• Task instructions:
Collect all lines below with the string "Kurt".

### The data ###

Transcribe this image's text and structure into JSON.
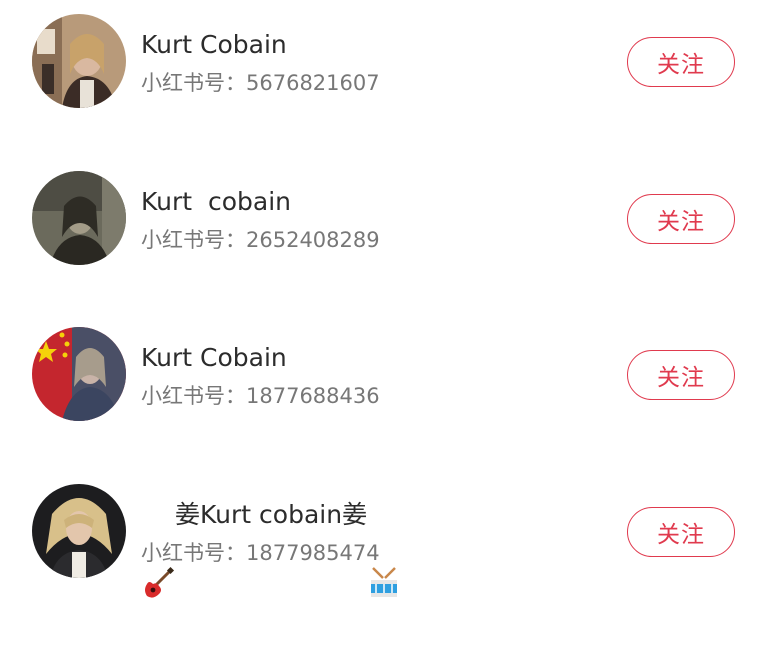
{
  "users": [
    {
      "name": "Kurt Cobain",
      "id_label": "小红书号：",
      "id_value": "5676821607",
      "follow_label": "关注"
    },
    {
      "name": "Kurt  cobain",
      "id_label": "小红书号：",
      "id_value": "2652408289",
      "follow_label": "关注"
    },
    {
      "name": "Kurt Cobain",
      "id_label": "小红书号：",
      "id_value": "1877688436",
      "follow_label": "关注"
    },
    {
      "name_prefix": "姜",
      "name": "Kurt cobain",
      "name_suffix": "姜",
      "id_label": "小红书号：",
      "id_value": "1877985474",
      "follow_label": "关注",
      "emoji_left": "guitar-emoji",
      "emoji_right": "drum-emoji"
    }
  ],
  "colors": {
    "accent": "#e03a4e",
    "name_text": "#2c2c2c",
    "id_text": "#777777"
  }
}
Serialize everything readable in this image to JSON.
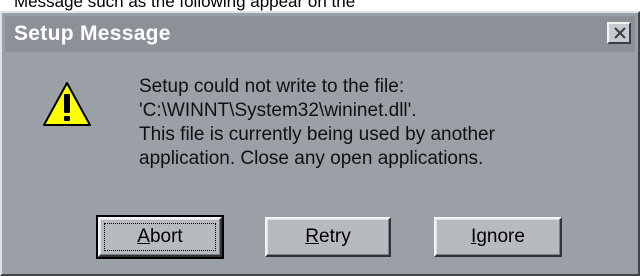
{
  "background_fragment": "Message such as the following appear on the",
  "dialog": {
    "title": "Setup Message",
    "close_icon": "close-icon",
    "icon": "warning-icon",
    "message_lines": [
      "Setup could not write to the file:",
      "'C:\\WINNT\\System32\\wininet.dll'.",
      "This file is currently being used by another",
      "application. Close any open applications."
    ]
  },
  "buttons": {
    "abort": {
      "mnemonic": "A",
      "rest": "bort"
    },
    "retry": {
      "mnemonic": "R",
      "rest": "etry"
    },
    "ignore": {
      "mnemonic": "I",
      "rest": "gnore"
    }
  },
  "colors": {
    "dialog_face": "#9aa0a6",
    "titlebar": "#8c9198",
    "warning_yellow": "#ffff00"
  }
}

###

• Response below:
      "name": "Kurt Cobain",
      "name": "Kurt  cobain",
      "name": "Kurt Cobain",
      "name": "Kurt cobain",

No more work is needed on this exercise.